--- EXCERPTED RECORDS Enclosed Below ---

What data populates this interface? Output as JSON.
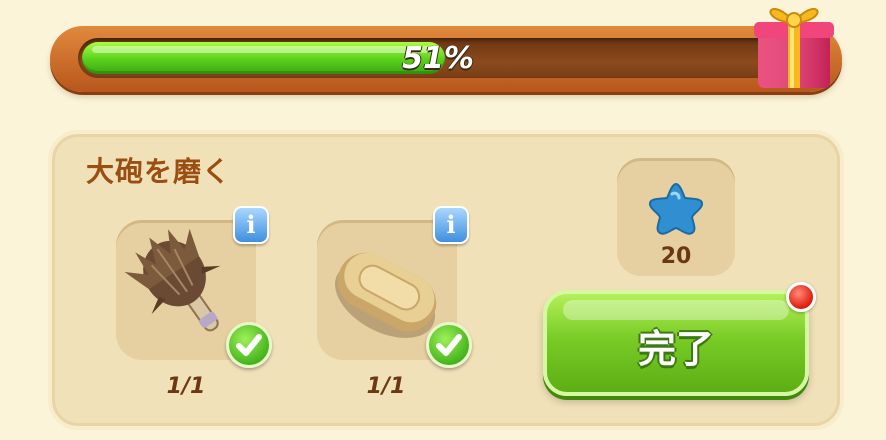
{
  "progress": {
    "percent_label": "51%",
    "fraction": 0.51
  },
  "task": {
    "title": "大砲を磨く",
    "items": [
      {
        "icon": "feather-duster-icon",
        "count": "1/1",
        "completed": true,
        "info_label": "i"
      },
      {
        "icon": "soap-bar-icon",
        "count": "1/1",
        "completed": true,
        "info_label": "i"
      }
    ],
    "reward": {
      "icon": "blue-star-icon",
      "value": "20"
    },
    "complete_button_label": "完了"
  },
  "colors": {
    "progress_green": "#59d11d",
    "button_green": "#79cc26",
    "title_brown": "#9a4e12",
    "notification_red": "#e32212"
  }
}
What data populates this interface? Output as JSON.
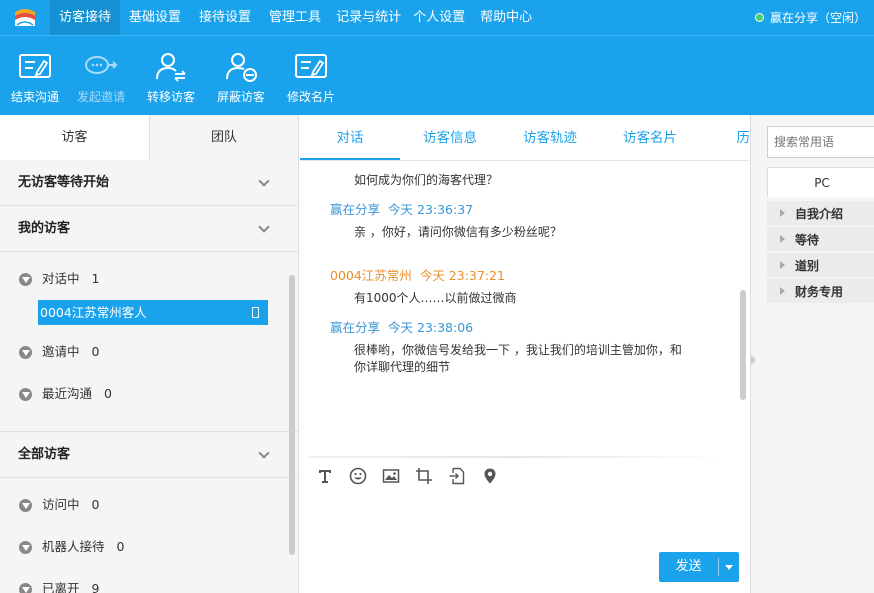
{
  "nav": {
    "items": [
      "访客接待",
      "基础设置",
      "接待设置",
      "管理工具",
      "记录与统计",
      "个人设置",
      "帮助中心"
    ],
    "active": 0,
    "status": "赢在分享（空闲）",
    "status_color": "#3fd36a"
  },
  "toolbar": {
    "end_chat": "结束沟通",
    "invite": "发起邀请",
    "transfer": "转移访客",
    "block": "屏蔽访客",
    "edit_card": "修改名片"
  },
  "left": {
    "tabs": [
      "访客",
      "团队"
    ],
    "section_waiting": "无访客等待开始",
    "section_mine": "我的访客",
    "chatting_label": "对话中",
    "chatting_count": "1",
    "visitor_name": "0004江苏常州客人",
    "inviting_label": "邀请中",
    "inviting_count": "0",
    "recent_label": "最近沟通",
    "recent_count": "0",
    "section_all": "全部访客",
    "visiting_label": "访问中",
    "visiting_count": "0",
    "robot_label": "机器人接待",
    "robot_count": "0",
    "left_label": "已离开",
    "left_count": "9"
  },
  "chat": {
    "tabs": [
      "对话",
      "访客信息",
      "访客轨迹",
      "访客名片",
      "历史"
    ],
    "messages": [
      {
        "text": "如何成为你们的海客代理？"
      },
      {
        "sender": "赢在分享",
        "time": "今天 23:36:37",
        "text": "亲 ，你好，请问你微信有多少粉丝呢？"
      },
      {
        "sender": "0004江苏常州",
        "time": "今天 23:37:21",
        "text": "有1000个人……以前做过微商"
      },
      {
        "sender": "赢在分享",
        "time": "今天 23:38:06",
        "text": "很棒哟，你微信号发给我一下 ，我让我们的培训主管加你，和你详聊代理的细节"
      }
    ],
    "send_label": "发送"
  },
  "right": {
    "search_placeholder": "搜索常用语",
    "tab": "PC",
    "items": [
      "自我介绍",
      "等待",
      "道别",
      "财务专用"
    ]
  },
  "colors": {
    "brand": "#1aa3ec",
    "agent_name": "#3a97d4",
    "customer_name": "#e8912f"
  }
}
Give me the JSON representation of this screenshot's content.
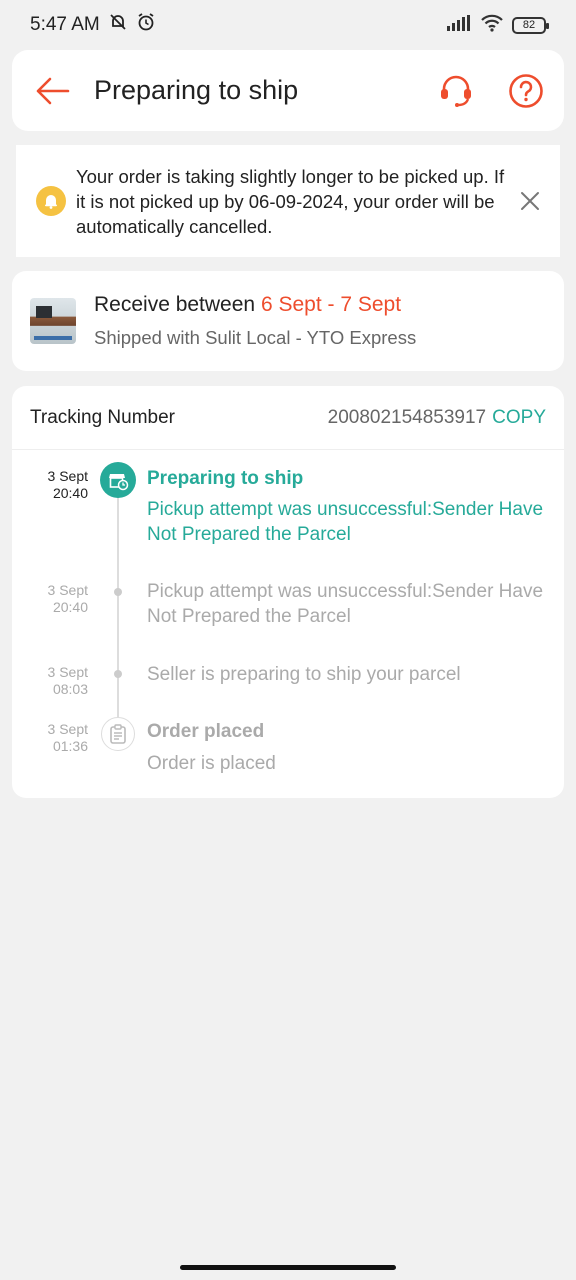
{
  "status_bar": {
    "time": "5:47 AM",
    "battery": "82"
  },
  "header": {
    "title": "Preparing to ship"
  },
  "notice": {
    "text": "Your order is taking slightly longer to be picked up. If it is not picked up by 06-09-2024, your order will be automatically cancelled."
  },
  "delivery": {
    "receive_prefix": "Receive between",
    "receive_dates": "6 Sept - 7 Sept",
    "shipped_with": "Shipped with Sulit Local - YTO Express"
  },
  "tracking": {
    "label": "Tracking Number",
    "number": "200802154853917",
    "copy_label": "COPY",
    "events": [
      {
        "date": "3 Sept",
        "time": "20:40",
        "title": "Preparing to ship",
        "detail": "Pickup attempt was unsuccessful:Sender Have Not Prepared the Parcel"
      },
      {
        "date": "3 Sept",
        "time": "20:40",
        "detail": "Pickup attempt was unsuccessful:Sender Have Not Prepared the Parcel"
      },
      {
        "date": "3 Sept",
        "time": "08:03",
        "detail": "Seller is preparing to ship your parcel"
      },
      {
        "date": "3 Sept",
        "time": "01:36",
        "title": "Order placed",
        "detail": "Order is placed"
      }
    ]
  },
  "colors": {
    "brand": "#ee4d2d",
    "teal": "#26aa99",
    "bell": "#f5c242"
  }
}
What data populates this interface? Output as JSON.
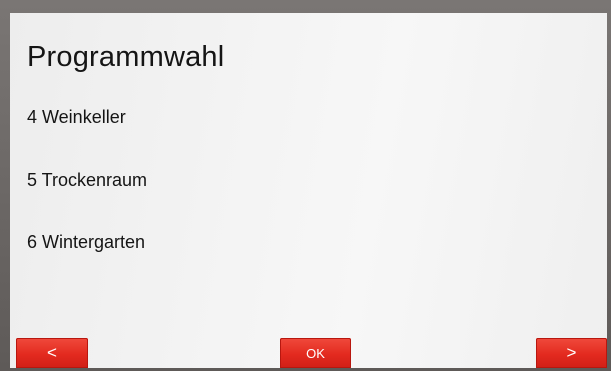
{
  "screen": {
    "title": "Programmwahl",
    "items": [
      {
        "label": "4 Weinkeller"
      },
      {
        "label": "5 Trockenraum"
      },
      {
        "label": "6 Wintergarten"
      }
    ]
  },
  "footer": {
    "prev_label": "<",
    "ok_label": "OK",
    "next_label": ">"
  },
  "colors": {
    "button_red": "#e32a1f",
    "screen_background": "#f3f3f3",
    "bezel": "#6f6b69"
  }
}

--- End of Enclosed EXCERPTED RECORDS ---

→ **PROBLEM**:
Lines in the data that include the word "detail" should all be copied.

→ **REPLY**:
        "detail": "Pickup attempt was unsuccessful:Sender Have Not Prepared the Parcel"
        "detail": "Pickup attempt was unsuccessful:Sender Have Not Prepared the Parcel"
        "detail": "Seller is preparing to ship your parcel"
        "detail": "Order is placed"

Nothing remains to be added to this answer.